Britpop heavyweights BLUR landed their first US biggie in 1997 with the eponymous Blur. Twenty years ago this week – another time, another place, at least for me – it was released as the followup to their celebrated (and then rescinded) The Great Escape, the last of their “Life” trilogy (which also included Modern Life Is Rubbish and Parklife). Blur was a departure, for gone were the new wavey arrangements, the mellotrony goodness and the generally upbeat sound that defined their oeuvre. Here the band were primed and ready to shoot for bear with super distorted guitars, lo-fi production values and an even more overt down vibe. (Not counting “M.O.R.,” which feels at least slightly hopeful.)
The thing that was unexpected to many of us Yanks was how Blur had gone grunge. I’m not talking as grunge as Pearl Jam or even Nirvana, but after their last three albums, which were like finger flicks to the cheek, this one was a punch in the face. The underlying tunes were still quintessentially Blur, sure, but you’d have to be deaf to not hear the difference. Of course, twenty years later, the change feels more cosmetic and not as jarring as it did in ’97. Blur welcomed the band’s newfound American fan base thanks to the ubiquitous “Song 2” (“Woo hoo!”), whose video was played constantly and audio was everywhere there wasn’t a TV monitor.

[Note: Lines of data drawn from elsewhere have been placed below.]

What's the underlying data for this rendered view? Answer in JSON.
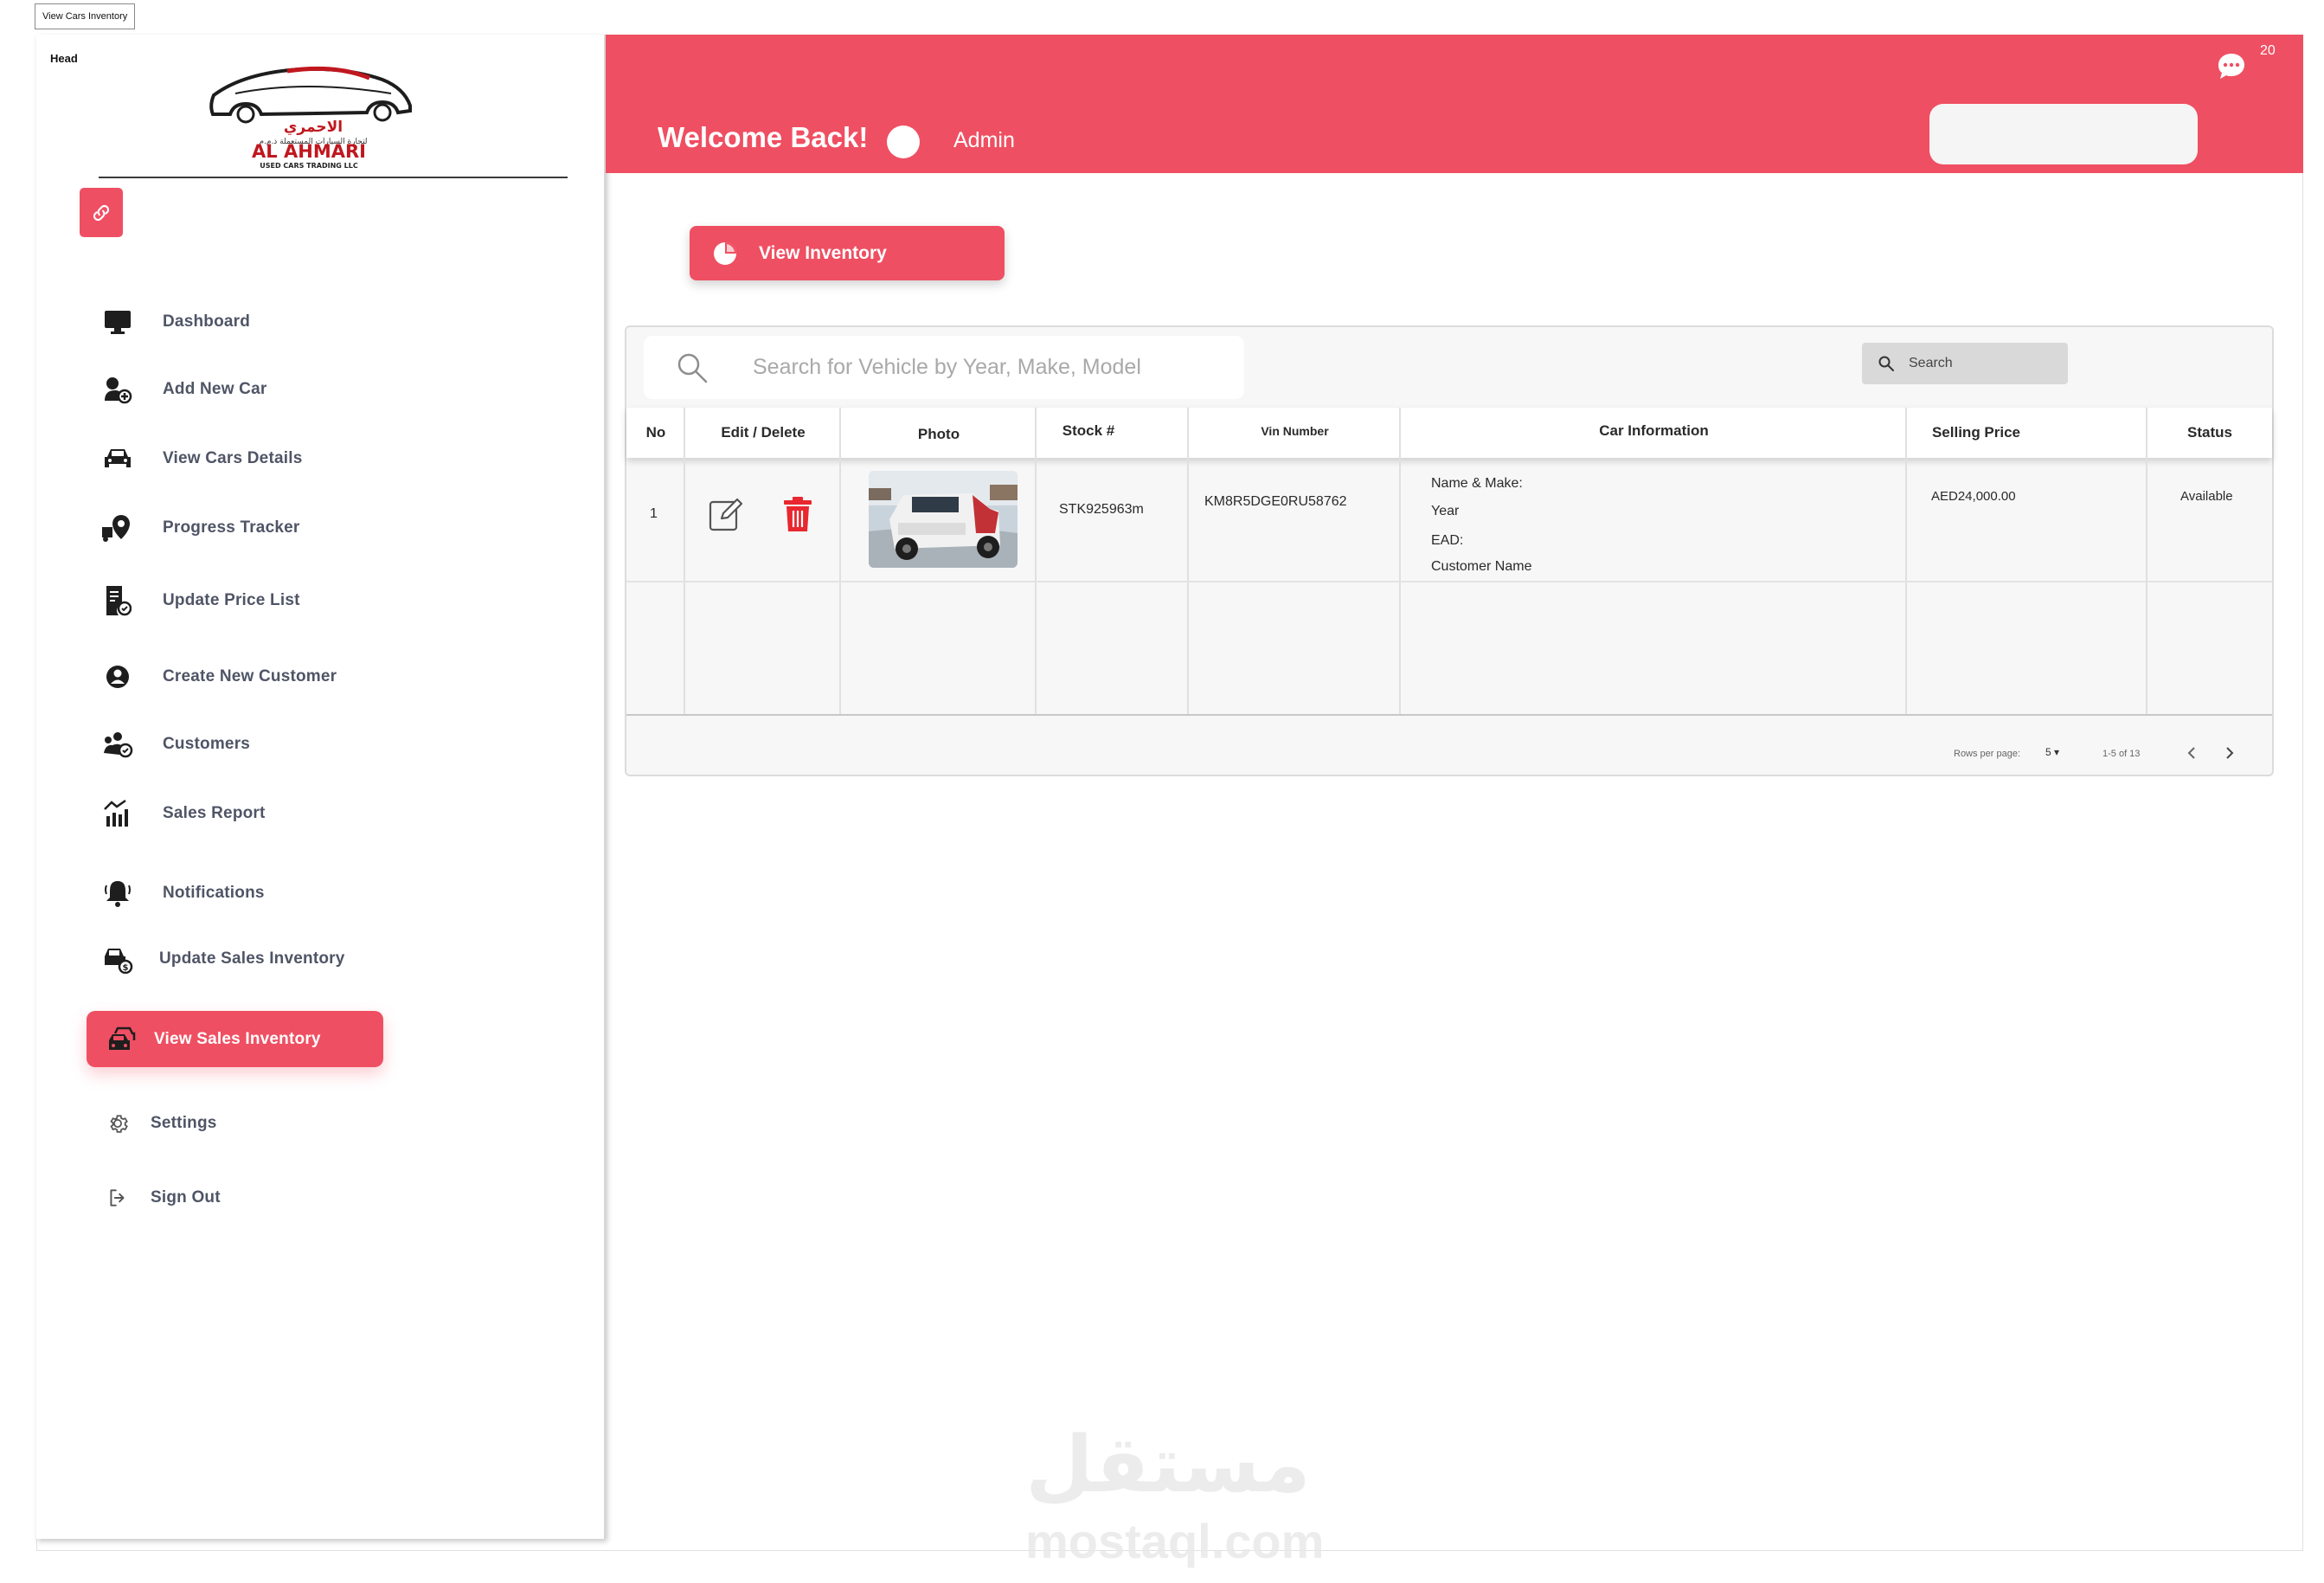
{
  "page_tab": "View Cars Inventory",
  "sidebar": {
    "head_label": "Head",
    "logo": {
      "arabic": "الاحمري",
      "arabic_sub": "لتجارة السيارات المستعملة ذ.م.م",
      "brand": "AL AHMARI",
      "tagline": "USED CARS TRADING LLC"
    },
    "items": [
      {
        "label": "Dashboard",
        "icon": "monitor-icon"
      },
      {
        "label": "Add New Car",
        "icon": "add-car-icon"
      },
      {
        "label": "View Cars Details",
        "icon": "car-icon"
      },
      {
        "label": "Progress Tracker",
        "icon": "tracker-icon"
      },
      {
        "label": "Update Price List",
        "icon": "price-list-icon"
      },
      {
        "label": "Create New Customer",
        "icon": "user-icon"
      },
      {
        "label": "Customers",
        "icon": "customers-icon"
      },
      {
        "label": "Sales Report",
        "icon": "sales-report-icon"
      },
      {
        "label": "Notifications",
        "icon": "bell-icon"
      },
      {
        "label": "Update Sales Inventory",
        "icon": "car-dollar-icon"
      },
      {
        "label": "View Sales Inventory",
        "icon": "cars-icon",
        "active": true
      },
      {
        "label": "Settings",
        "icon": "gear-icon"
      },
      {
        "label": "Sign Out",
        "icon": "sign-out-icon"
      }
    ]
  },
  "header": {
    "welcome": "Welcome Back!",
    "role": "Admin",
    "chat_count": "20"
  },
  "main": {
    "view_inventory_label": "View Inventory",
    "search_placeholder": "Search for Vehicle by Year, Make, Model",
    "search_button": "Search",
    "columns": [
      "No",
      "Edit / Delete",
      "Photo",
      "Stock #",
      "Vin Number",
      "Car Information",
      "Selling Price",
      "Status"
    ],
    "rows": [
      {
        "no": "1",
        "stock": "STK925963m",
        "vin": "KM8R5DGE0RU58762",
        "info": [
          "Name & Make:",
          "Year",
          "EAD:",
          "Customer Name"
        ],
        "price": "AED24,000.00",
        "status": "Available"
      }
    ],
    "pagination": {
      "rows_label": "Rows per page:",
      "rows_value": "5",
      "range": "1-5 of 13"
    }
  },
  "watermark": {
    "arabic": "مستقل",
    "latin": "mostaql.com"
  },
  "colors": {
    "accent": "#ef4f62",
    "delete": "#e8272e",
    "sidebar_text": "#4f5566"
  }
}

They were, indeed, looking for America (“with its kooky knives and suicides,” as they sang in “Look Inside America”) and they found it. Albarn, Coxon, James & Rowntree found the Promised Land, alright, warts ’n’ all.
So, today I have a 2LP pressing of Blur from 2012 (180 gram, natch) that almost sounds too pristine considering this was Blur’s big fuck you and good night! to the Britpop sound they helped define. I almost think it would’ve served the material better if they’d crammed all 57 minutes onto one record. Bring out less of the snap and more of the crackle! Yet, there’s no denying that it’s an era-capturing album, among the handful of releases that make Blur an important part of my music collection.
4/5 (Food/Parlophone FOODLPX19; 2012 reissue)